Oklahoma girl needing a break from New York’s hectic pace takes a vacation at an Alabama resort…just as Hurricane Ivan shows up.

Caroline Berry came to NYU from Tulsa with dreams of being a writer. Now 27 years old, she doesn’t exactly write, but cadges a sort of literary living, holding part-time jobs assisting a famous restaurant critic and a literary agent. At the start of the novel, Caroline has had it with Manhattan and her career, so she’s taking a three-week sabbatical at the Grand Hotel, a classy old resort beloved by her family in Point Clear, Ala., on Mobile Bay. But Hurricane Ivan gets in the way of her R&R, bearing down on Point Clear with a powerful wrath. Since Paddock (A Secret World, 2004) needs something of interest to happen at this point—it’s eluded her so far—she has Caroline hide out in the hotel when the evacuation orders come. In the storm’s immediate aftermath, Caroline comes across an intriguing young man on the beach. She and Walker have a brief chat before he dives into the bay’s choppy waters. When Caroline later discovers that Walker has gone missing, the mystery of his possibly suicidal act starts to obsess her, giving a charge and purpose to her writing. Paddock’s off-handed prose (“The place was not crowded but not empty either”) makes one long for anything to occur, but not even a hurricane can enliven this tale.

Astonishingly dull.

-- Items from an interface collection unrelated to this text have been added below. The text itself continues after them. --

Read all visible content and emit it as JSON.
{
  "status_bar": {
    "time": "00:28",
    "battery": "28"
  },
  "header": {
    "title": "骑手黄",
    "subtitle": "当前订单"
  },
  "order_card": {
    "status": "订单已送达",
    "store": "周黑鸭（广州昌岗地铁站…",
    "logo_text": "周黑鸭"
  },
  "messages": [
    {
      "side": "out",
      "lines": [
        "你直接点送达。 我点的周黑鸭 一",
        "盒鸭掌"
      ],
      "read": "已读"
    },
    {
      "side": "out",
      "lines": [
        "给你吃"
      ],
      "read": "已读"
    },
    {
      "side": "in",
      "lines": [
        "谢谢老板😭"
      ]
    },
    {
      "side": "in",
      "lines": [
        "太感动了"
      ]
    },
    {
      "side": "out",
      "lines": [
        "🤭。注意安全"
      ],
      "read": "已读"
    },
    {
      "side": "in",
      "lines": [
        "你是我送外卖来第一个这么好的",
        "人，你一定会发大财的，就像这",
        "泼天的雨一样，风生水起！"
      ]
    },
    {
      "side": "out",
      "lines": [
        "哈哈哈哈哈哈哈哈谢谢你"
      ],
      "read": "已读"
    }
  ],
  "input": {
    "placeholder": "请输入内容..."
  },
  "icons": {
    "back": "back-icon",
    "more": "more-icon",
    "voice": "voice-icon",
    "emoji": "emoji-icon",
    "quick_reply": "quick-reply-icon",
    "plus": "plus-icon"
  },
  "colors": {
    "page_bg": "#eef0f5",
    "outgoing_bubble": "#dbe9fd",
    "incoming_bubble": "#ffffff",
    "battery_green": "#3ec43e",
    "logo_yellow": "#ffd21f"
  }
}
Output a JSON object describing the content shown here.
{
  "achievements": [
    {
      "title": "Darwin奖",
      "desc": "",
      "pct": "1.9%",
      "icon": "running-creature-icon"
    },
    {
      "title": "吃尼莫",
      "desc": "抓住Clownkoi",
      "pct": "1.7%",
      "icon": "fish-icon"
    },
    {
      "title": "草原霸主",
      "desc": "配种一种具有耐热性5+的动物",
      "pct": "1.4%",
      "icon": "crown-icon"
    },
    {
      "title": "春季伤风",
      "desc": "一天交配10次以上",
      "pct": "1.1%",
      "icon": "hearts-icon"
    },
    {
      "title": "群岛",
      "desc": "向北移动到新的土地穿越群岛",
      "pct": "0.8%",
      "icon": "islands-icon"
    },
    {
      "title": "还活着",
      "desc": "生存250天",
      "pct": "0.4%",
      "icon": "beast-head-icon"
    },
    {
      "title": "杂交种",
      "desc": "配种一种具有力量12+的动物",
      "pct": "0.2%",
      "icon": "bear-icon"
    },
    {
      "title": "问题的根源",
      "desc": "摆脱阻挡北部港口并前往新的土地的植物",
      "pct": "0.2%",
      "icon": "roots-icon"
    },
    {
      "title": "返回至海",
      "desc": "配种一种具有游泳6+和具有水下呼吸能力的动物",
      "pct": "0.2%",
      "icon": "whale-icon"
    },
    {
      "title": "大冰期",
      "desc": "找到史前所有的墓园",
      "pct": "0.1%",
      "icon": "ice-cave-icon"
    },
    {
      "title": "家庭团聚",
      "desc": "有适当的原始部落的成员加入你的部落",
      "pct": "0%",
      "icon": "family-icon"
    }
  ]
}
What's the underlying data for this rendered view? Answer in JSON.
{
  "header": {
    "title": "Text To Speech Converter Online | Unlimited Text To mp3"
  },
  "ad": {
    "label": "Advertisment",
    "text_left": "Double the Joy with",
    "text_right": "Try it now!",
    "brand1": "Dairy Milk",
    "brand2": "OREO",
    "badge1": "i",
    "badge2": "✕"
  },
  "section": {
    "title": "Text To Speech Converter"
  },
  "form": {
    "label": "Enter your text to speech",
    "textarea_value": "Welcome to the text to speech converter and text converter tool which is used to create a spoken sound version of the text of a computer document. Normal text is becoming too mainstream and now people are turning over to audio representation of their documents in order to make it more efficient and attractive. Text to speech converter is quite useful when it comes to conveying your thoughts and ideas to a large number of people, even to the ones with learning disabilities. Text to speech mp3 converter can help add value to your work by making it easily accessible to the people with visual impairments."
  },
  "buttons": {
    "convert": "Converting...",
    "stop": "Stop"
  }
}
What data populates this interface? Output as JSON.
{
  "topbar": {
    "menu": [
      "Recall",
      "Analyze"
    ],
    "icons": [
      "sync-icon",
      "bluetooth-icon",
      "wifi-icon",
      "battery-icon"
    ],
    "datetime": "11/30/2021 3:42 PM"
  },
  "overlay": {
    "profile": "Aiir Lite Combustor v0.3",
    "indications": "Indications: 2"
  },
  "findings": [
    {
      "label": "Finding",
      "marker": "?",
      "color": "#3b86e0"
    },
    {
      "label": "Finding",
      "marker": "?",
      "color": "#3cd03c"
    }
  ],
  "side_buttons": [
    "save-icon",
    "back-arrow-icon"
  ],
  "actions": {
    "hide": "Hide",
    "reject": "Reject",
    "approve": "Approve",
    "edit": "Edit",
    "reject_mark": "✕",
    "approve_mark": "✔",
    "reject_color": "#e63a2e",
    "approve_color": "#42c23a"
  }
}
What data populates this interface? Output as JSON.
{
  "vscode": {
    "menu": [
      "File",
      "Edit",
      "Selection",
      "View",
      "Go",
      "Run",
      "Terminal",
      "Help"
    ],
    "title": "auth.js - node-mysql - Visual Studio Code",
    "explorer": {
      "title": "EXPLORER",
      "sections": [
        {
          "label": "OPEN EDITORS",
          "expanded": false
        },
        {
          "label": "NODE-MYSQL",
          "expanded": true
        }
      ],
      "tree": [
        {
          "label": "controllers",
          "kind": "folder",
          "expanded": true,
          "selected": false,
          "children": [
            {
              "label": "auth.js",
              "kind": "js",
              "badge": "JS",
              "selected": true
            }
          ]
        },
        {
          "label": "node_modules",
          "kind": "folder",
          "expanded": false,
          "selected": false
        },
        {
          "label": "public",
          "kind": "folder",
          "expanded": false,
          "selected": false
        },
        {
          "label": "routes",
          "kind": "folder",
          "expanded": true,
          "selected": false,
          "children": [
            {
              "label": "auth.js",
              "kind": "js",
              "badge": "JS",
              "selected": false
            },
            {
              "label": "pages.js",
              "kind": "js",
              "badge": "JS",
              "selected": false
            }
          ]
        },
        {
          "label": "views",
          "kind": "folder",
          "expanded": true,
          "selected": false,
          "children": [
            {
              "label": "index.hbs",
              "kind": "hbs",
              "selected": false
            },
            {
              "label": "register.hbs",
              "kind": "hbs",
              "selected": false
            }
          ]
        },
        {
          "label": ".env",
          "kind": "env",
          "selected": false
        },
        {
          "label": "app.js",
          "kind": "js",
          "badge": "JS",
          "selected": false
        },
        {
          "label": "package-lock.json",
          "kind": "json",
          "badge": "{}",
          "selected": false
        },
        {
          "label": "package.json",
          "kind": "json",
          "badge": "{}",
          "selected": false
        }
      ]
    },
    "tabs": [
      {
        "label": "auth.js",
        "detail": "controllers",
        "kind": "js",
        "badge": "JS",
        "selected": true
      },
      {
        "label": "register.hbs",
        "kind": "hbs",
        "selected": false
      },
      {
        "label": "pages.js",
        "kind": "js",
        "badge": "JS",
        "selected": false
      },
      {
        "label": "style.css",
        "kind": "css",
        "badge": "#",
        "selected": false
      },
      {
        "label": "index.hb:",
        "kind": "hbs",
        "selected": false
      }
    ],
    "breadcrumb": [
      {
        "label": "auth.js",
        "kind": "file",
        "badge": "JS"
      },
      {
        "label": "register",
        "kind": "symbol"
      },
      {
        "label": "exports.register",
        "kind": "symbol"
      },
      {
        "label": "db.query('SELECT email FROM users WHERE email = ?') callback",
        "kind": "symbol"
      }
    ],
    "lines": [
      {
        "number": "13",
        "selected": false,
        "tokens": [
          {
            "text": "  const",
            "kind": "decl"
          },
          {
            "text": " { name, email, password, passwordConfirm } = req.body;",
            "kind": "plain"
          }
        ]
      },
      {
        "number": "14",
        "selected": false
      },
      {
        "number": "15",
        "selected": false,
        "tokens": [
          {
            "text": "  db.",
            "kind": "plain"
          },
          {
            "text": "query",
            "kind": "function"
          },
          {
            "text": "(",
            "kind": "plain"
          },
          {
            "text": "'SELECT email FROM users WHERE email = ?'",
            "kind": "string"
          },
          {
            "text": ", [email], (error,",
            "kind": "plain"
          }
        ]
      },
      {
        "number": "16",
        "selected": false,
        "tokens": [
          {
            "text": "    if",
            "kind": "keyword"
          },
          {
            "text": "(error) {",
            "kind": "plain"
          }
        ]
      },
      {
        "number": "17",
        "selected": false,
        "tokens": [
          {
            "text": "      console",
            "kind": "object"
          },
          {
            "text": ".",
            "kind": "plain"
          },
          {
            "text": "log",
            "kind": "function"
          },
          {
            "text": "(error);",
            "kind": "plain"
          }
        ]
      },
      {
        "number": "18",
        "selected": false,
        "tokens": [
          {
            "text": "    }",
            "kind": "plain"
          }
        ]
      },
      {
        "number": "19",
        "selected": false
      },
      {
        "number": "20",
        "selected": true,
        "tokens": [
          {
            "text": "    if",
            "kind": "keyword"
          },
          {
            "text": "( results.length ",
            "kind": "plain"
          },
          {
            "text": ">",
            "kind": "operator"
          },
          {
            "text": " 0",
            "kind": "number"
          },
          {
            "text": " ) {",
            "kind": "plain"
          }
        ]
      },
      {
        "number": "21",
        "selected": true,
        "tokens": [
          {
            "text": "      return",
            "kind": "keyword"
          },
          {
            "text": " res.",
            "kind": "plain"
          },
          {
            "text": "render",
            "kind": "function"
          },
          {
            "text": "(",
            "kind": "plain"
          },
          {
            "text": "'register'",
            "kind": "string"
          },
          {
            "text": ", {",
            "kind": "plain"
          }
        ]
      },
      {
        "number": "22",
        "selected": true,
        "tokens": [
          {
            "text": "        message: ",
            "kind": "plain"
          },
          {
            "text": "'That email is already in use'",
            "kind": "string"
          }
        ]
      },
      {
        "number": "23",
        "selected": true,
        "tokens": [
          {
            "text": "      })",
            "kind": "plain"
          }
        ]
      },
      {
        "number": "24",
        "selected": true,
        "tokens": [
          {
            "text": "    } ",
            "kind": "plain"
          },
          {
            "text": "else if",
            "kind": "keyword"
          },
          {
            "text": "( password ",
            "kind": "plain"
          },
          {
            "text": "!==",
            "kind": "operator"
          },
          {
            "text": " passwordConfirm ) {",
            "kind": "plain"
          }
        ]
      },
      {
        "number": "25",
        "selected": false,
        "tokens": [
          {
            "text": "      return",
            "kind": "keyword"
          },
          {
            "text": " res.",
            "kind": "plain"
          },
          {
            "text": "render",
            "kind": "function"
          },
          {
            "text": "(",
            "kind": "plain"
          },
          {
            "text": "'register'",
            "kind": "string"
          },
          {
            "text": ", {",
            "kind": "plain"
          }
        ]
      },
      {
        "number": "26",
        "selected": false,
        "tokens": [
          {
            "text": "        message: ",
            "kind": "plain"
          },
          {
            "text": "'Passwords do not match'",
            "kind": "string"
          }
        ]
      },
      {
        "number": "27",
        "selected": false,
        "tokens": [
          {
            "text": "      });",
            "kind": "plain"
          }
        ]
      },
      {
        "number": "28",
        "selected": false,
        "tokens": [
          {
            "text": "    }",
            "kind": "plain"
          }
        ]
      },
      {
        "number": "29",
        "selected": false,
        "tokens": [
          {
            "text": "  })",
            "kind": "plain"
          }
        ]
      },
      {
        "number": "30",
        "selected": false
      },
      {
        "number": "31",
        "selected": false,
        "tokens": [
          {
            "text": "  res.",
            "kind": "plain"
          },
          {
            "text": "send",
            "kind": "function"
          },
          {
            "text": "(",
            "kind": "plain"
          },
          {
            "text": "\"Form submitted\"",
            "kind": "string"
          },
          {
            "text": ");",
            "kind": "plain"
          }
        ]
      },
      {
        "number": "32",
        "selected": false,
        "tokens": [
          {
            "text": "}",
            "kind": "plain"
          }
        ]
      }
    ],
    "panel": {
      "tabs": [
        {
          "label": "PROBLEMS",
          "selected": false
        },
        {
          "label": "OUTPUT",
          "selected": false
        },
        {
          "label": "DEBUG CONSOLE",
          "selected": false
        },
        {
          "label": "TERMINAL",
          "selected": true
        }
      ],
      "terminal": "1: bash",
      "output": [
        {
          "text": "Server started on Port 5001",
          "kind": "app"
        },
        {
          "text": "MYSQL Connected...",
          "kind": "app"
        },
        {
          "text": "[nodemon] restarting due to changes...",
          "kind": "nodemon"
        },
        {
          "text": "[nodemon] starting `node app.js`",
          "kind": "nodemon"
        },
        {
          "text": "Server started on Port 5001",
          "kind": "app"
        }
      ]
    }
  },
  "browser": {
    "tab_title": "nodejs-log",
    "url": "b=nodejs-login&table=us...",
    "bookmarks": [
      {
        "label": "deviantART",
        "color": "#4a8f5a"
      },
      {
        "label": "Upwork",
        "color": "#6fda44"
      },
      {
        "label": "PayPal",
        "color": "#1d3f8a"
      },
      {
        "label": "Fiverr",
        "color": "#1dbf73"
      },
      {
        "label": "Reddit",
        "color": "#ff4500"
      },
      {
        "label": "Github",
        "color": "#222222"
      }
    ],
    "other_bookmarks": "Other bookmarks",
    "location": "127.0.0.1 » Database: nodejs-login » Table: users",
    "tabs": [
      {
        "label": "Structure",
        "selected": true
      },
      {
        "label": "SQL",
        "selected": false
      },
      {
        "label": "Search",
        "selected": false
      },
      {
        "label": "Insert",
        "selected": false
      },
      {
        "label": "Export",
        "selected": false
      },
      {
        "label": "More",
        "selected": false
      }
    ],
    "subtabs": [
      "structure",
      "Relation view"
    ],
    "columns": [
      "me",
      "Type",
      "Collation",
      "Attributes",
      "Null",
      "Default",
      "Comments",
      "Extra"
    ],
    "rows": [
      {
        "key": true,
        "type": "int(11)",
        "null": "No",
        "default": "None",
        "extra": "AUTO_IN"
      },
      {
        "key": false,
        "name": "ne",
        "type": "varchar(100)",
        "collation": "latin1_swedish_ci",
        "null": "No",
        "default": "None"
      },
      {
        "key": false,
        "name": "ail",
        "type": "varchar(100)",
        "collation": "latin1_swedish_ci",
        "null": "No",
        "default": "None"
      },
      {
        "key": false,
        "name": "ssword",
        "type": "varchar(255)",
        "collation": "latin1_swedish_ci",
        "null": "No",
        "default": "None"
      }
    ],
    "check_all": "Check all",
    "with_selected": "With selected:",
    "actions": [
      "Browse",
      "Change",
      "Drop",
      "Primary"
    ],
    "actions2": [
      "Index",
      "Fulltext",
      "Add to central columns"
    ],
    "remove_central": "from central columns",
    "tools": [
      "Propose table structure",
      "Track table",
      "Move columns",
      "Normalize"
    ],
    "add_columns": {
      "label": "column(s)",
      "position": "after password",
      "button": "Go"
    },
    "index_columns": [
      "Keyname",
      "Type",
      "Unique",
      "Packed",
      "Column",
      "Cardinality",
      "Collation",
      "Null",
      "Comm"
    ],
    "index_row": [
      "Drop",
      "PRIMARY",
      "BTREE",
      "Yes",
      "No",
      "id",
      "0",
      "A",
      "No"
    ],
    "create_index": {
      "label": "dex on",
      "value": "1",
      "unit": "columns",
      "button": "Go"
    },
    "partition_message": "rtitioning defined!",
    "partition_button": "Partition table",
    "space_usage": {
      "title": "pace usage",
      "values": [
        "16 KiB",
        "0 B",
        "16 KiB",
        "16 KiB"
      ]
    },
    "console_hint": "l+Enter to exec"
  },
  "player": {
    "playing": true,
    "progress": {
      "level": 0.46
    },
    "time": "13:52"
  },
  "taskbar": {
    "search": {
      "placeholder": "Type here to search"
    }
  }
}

Pub Date: Aug. 1st, 2006
ISBN: 0-7432-8782-7
Page count: 240pp
Publisher: Touchstone/Simon & Schuster
Review Posted Online:
Kirkus Reviews Issue: May 15th, 2006